This case settled at JSM for £4.15m, net of any deduction for alleged contributory negligence. Whilst not formally sub-divided, the award is broadly commensurate with care and assistance of over £2m, general damages of ~£335k, loss of earnings of ~£450k, accommodation of ~£350k, travel/transport expenses of over £200k, case management of ~£350k and equipment of ~£200k, plus lesser heads of loss.
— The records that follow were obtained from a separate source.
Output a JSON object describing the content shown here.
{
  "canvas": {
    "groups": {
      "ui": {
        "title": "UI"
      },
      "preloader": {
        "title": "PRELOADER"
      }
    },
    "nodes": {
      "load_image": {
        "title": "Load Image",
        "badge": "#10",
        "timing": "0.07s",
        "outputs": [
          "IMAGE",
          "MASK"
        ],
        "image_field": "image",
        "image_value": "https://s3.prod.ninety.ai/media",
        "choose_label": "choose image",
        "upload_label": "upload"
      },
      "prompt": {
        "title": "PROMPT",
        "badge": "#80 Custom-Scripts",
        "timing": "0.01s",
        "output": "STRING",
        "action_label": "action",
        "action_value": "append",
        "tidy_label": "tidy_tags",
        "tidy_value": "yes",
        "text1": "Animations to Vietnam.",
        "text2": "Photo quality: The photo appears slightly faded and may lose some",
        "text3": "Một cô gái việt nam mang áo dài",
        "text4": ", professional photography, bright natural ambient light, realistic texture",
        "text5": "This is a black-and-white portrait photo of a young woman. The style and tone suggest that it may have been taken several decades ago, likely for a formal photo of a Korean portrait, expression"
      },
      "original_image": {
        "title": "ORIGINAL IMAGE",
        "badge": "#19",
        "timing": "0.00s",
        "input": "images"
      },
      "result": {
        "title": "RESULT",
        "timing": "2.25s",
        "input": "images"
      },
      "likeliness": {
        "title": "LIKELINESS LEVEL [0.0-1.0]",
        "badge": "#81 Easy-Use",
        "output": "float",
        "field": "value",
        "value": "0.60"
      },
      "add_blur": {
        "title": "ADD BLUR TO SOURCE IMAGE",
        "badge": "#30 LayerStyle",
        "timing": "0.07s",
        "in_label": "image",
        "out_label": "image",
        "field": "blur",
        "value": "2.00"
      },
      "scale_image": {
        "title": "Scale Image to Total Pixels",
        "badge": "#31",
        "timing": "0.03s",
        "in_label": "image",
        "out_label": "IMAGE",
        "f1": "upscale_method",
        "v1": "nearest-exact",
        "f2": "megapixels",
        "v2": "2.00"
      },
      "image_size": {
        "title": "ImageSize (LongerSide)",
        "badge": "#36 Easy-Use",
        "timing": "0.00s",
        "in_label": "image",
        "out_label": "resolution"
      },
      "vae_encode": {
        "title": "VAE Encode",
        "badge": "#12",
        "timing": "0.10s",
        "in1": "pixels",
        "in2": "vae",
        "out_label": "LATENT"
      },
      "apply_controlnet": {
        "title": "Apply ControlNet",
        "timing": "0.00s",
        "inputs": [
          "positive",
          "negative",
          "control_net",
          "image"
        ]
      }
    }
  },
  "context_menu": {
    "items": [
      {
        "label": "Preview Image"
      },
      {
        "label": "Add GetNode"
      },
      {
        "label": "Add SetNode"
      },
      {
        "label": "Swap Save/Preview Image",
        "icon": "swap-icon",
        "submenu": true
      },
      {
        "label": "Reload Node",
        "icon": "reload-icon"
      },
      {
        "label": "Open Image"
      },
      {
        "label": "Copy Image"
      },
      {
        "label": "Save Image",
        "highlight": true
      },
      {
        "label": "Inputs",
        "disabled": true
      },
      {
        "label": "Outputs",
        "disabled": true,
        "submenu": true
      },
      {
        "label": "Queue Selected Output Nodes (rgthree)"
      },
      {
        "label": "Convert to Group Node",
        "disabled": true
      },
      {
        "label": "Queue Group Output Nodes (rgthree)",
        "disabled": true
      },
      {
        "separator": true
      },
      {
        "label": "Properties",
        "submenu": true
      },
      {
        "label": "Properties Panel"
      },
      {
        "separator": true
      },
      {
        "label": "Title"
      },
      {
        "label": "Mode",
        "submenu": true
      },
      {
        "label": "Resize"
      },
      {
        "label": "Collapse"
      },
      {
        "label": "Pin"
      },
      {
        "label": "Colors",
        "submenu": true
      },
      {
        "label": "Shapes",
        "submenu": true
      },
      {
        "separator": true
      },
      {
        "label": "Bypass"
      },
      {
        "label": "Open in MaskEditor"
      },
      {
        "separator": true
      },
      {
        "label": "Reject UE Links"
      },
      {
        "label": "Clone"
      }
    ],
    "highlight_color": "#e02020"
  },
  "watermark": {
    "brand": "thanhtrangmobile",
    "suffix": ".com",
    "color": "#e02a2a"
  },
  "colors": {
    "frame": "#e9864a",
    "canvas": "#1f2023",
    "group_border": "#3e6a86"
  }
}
In the absence of clear authority after a contested trial where blindness is the principal injury, this case engaged interesting issues of general principle as to the legitimate objective of compensation in the case of such an injury. Ought the claimant to be put merely in the position of the “average blind person” who admirably manage life through the use of guide dogs, white canes and other devices to help them “get by” often by themselves, or should they have the benefit of a live-in carer/companion to guide them to a quality of life closer to that which they would have enjoyed as a sighted person?
The arguments presented on the Claimant’s behalf were that the care regime should offer “independence, freedom of choice, autonomy and mobility”. The Defendant’s obligation was “…to provide not simply what is necessary for the Claimant to survive, but what he reasonably requires”. A reasonable care package does not have to be the cheapest, especially where it confers significant advantages over the cheaper alternative. Reasonableness should be judged by the lifestyle that the Claimant would have had uninjured.
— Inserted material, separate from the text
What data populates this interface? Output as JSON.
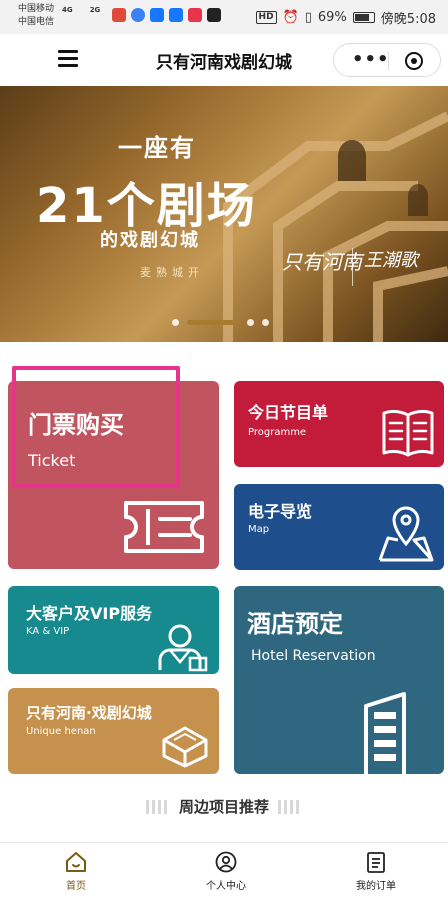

“Independence” ought not to be confused with doing things by himself – rather the presence of carers would give him the autonomy to attempt tasks by himself, but without the disadvantages that his blindness would otherwise dictate. A night-time carer would give him the security, safety and reassurance, both in dealing with any emergency that might arise, but also for general reassurance. Daytime carers offered access to the community, whether walking or being driven, restoring the spontaneity, confidence and convenience that he had previously enjoyed.
Whilst no formal concessions were made, the settlement figure was commensurate with the Claimant’s contentions. A reported judgment must therefore await another claim.